The Déjà View Master is an interactive video installation for situations where people and their attention wander over the course of an evening. The audience uses a clock-like wooden controller to rewind surveillance video back from a live feed to some-time-before.
There are two parts: a surveillance camera and TV monitor, recording video on a Mac running a Max/Jitter patch, and a wireless wooden controller sending position data to the computer, to move the playhead.
Recording and Playing
The Max/Jitter patch takes video from a USB webcam and writes the camera feed to a hard drive as matrix files (.jxf), one per frame, while simultaneously reading them back for display on an external monitor (via a cheap VGA to RCA adapter). The files are numbered serially, overwriting the earlier files once a limit (time or drive space) is reached.
This is basically just doing what a DVR does, although it took a bit of figuring to get it running on an updating loop in Max.
The current frame (“now”) is set by a counter which resets at the maximum frame count.
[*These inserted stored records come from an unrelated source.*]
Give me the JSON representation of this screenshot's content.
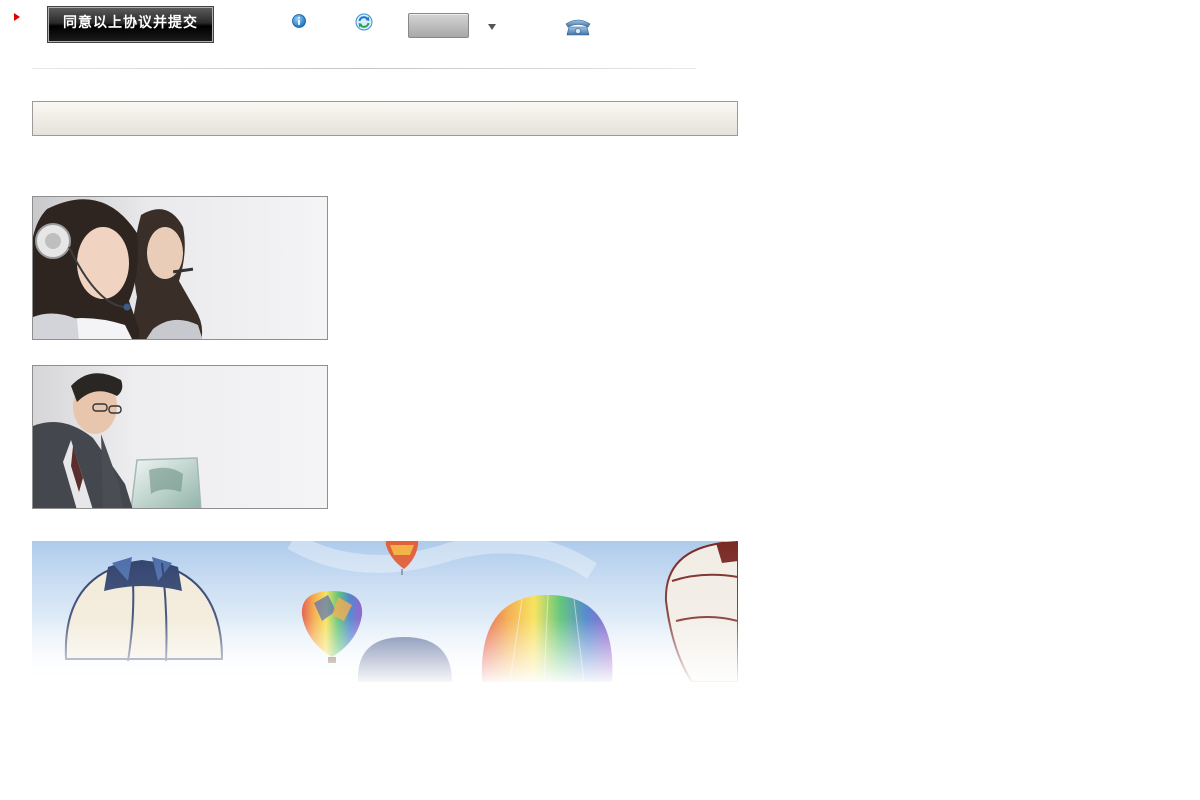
{
  "toolbar": {
    "submit_label": "同意以上协议并提交",
    "icons": [
      "play-marker-icon",
      "info-icon",
      "refresh-icon",
      "dropdown-caret-icon",
      "telephone-icon"
    ],
    "gray_button_label": ""
  },
  "panels": {
    "header_bar_text": ""
  },
  "images": [
    {
      "name": "customer-service-agents-photo"
    },
    {
      "name": "businessman-laptop-photo"
    },
    {
      "name": "hot-air-balloons-banner"
    }
  ],
  "colors": {
    "marker_red": "#e00000",
    "button_black": "#111111",
    "icon_blue": "#1f78c8",
    "header_bar_bg": "#efede6",
    "divider_gray": "#c4c4c4",
    "sky_blue": "#b7d3ee"
  }
}
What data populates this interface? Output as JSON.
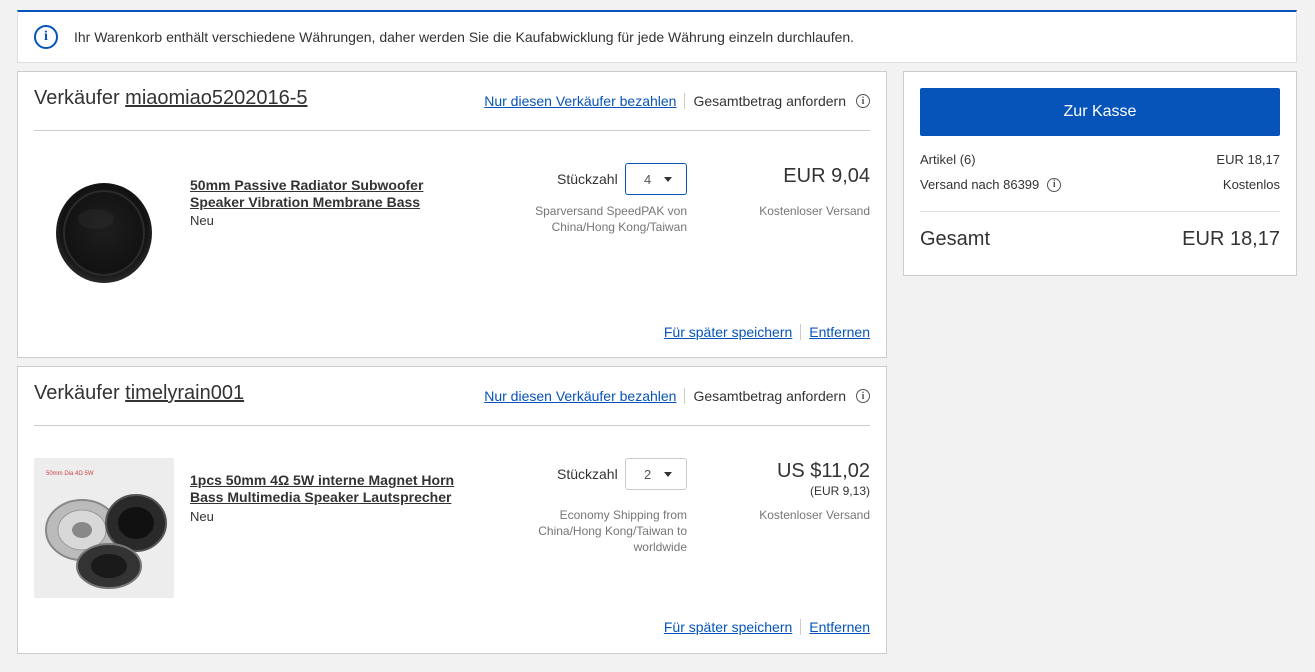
{
  "notice": {
    "icon": "info-icon",
    "text": "Ihr Warenkorb enthält verschiedene Währungen, daher werden Sie die Kaufabwicklung für jede Währung einzeln durchlaufen."
  },
  "sellers": [
    {
      "prefix": "Verkäufer",
      "name": "miaomiao5202016-5",
      "pay_link": "Nur diesen Verkäufer bezahlen",
      "request_total": "Gesamtbetrag anfordern",
      "item": {
        "title": "50mm Passive Radiator Subwoofer Speaker Vibration Membrane Bass",
        "condition": "Neu",
        "qty_label": "Stückzahl",
        "qty": "4",
        "shipping_method": "Sparversand SpeedPAK von China/Hong Kong/Taiwan",
        "price": "EUR 9,04",
        "shipping_cost": "Kostenloser Versand",
        "save_later": "Für später speichern",
        "remove": "Entfernen"
      }
    },
    {
      "prefix": "Verkäufer",
      "name": "timelyrain001",
      "pay_link": "Nur diesen Verkäufer bezahlen",
      "request_total": "Gesamtbetrag anfordern",
      "item": {
        "title": "1pcs 50mm 4Ω 5W interne Magnet Horn Bass Multimedia Speaker Lautsprecher",
        "image_label": "50mm Dia 4Ω 5W",
        "condition": "Neu",
        "qty_label": "Stückzahl",
        "qty": "2",
        "shipping_method": "Economy Shipping from China/Hong Kong/Taiwan to worldwide",
        "price": "US $11,02",
        "price_converted": "(EUR 9,13)",
        "shipping_cost": "Kostenloser Versand",
        "save_later": "Für später speichern",
        "remove": "Entfernen"
      }
    }
  ],
  "summary": {
    "checkout": "Zur Kasse",
    "items_label": "Artikel (6)",
    "items_value": "EUR 18,17",
    "shipping_label": "Versand nach 86399",
    "shipping_value": "Kostenlos",
    "total_label": "Gesamt",
    "total_value": "EUR 18,17"
  },
  "colors": {
    "accent": "#0654ba",
    "background": "#f2f2f2"
  }
}
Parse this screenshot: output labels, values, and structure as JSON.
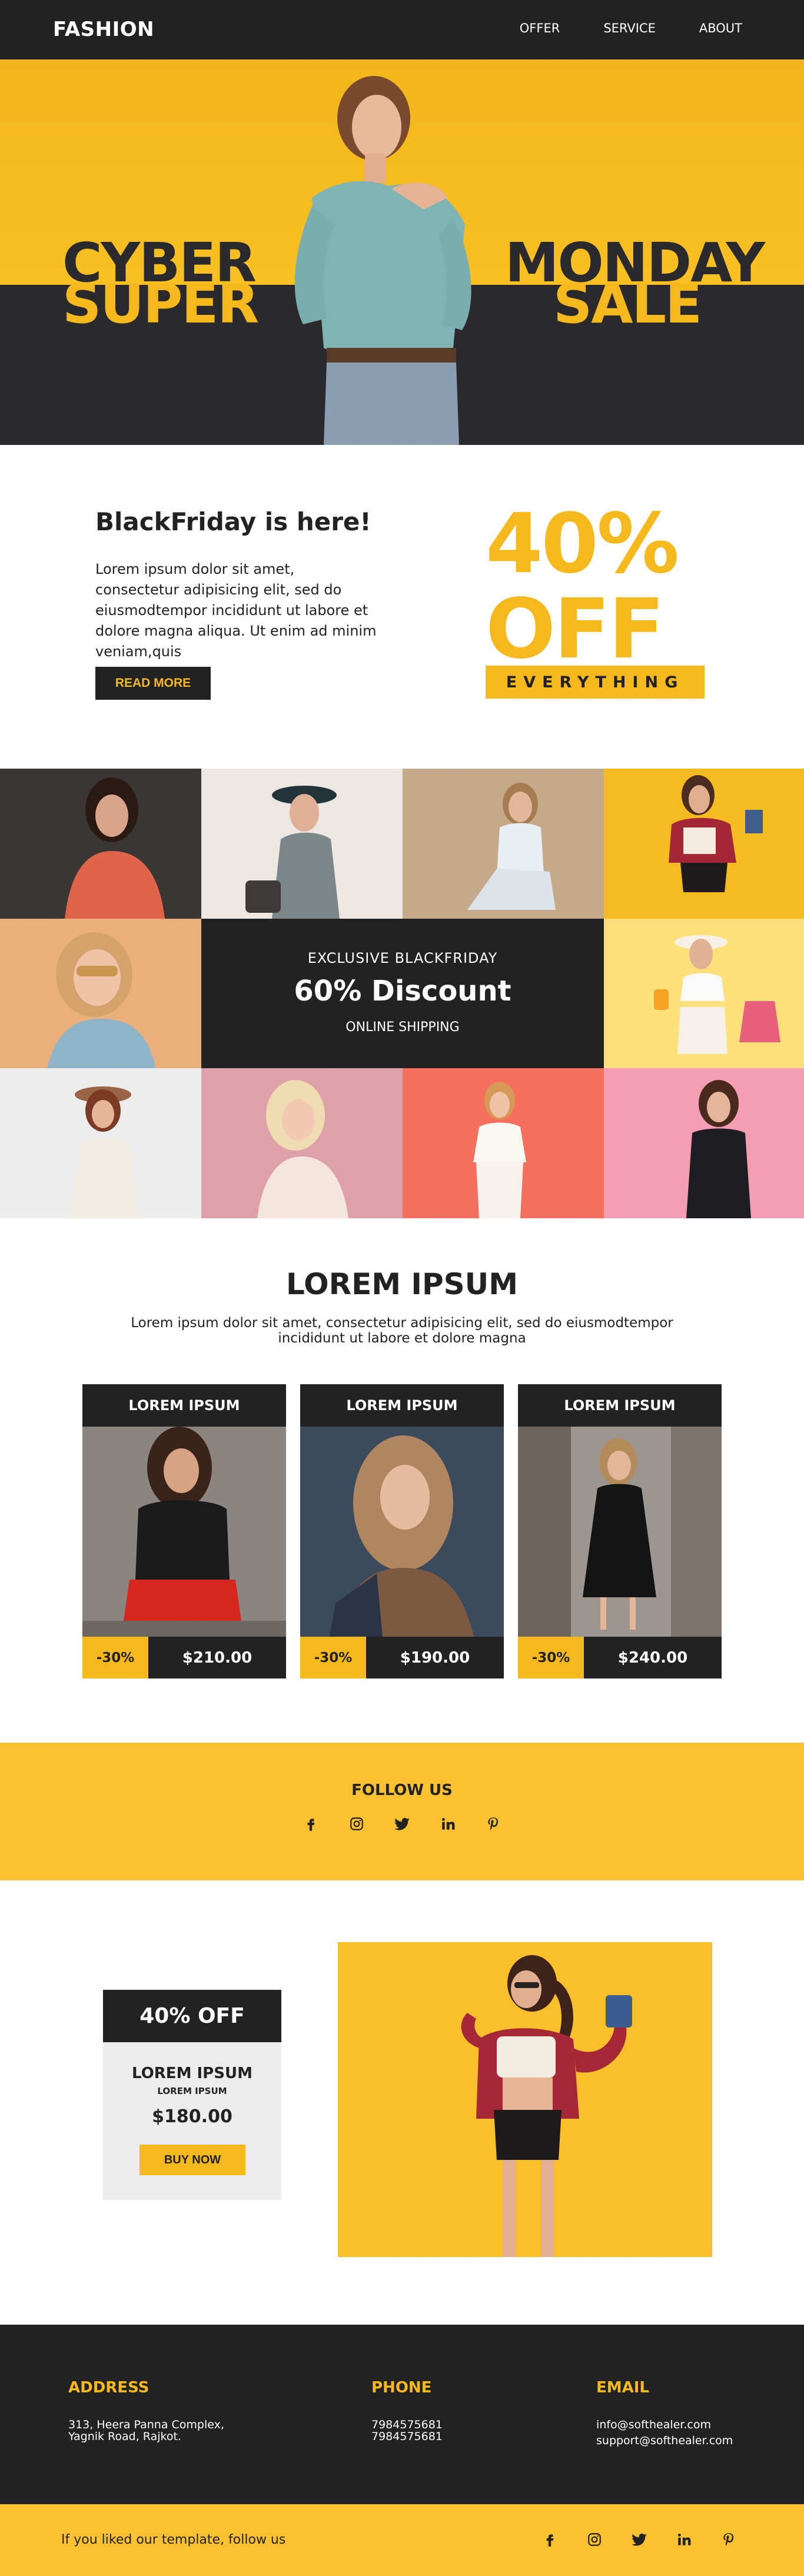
{
  "nav": {
    "logo": "FASHION",
    "links": [
      "OFFER",
      "SERVICE",
      "ABOUT"
    ]
  },
  "hero": {
    "words": [
      "CYBER",
      "SUPER",
      "MONDAY",
      "SALE"
    ]
  },
  "black_friday": {
    "title": "BlackFriday is here!",
    "text": "Lorem ipsum dolor sit amet, consectetur adipisicing elit, sed do eiusmodtempor incididunt ut labore et dolore magna aliqua. Ut enim ad minim veniam,quis",
    "button": "READ MORE",
    "big_percent": "40%",
    "big_off": "OFF",
    "banner": "EVERYTHING"
  },
  "promo": {
    "line1": "EXCLUSIVE  BLACKFRIDAY",
    "line2": "60% Discount",
    "line3": "ONLINE SHIPPING"
  },
  "products_section": {
    "title": "LOREM IPSUM",
    "text": "Lorem ipsum dolor sit amet, consectetur adipisicing elit, sed do eiusmodtempor incididunt ut labore et dolore magna",
    "cards": [
      {
        "title": "LOREM IPSUM",
        "discount": "-30%",
        "price": "$210.00"
      },
      {
        "title": "LOREM IPSUM",
        "discount": "-30%",
        "price": "$190.00"
      },
      {
        "title": "LOREM IPSUM",
        "discount": "-30%",
        "price": "$240.00"
      }
    ]
  },
  "follow": {
    "title": "FOLLOW US",
    "icons": [
      "facebook-icon",
      "instagram-icon",
      "twitter-icon",
      "linkedin-icon",
      "pinterest-icon"
    ]
  },
  "offer": {
    "head": "40% OFF",
    "name": "LOREM IPSUM",
    "sub": "LOREM IPSUM",
    "price": "$180.00",
    "button": "BUY NOW"
  },
  "footer": {
    "address_title": "ADDRESS",
    "address_lines": [
      "313, Heera Panna Complex,",
      "Yagnik Road, Rajkot."
    ],
    "phone_title": "PHONE",
    "phone_lines": [
      "7984575681",
      "7984575681"
    ],
    "email_title": "EMAIL",
    "email_lines": [
      "info@softhealer.com",
      "support@softhealer.com"
    ]
  },
  "bottom_bar": {
    "text": "If you liked our template, follow us"
  },
  "colors": {
    "accent": "#f6b91d",
    "dark": "#222222"
  }
}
When the controller is set to display “now,” the live feed is actually reading the “now”-1 frame. As you dial the controller backward, it subtracts an appropriate number of frames from the current record frame, rolling backward through zero, until the earliest point of the recording is reached at “now”+1.
I added a video effect which becomes more visible the farther back in time you go — initially it was a feedback loop which caused motion blur, but I finally went with more visible and less processor-intensive black-and-white, with increased brightness and contrast. I’d still like to add a blur or luma increase during scrubbing, independent of distance from present, but that’s for a future version.
The matrix files recorded to a solid state USB 3 hard drive. I also added a rotate 180 degrees function (jit.rota) for when the incoming webcam is clamped upside down to the ceiling.
The controller is the fun part. It’s a wooden box resembling a clock, with a wooden hand which controls the playback.
The design was inspired by the Pimoroni Timber Raspberry Pi enclosure, using stacks of laser cut wood. I used 1/8″ ply, which ended up taking close to an hour of laser time. It turned out well, but I might go for a different approach next time.
The face and back are 1/32″ veneer finished with Briwax, which allow two hidden LEDs to shine through (“now” and “before” indicators).
The clock hand is attached to a linear 10k potentiometer, which is wired to a Teensy 3.0 development board running standard Arduino code (take a look at the code here), powered by an 850 Ah lipo battery (it’s a 3.3V system). The Teensy sends serial data to the Max patch via a pair of XBee radios; the receiver XBee is attached to the recording computer with an FTDI cable and XBee adapter kit. The whole thing is mounted on an Adafruit perma-proto board.
George Del Barrio invited me to premiere the Déjà View Master at Vanderbilt Republic’s 2013 Art From The Heart photography show and event, curated by Renwick Heronimo. I had it set on a 70-minute loop, with the camera clamped to the ceiling, and monitor behind a transparent corrugated wall.
I may experiment with other controllers in future versions. The original idea was to use the position of a beer on a bar as the playhead, but I could see that ending with spillage. The wooden controller is pretty intuitive, as long as it’s obviously associated with the monitor. Another alternative to the current design is to use a radial encoder, so the hand can keep spinning as you wind through time.
Also check out the Photographic Monument that I programmed with Mark Kleback for the show.
[UPDATE 3/23/14: The Déjà View Master has evolved into Azimuth for the “Being and Time” art show.]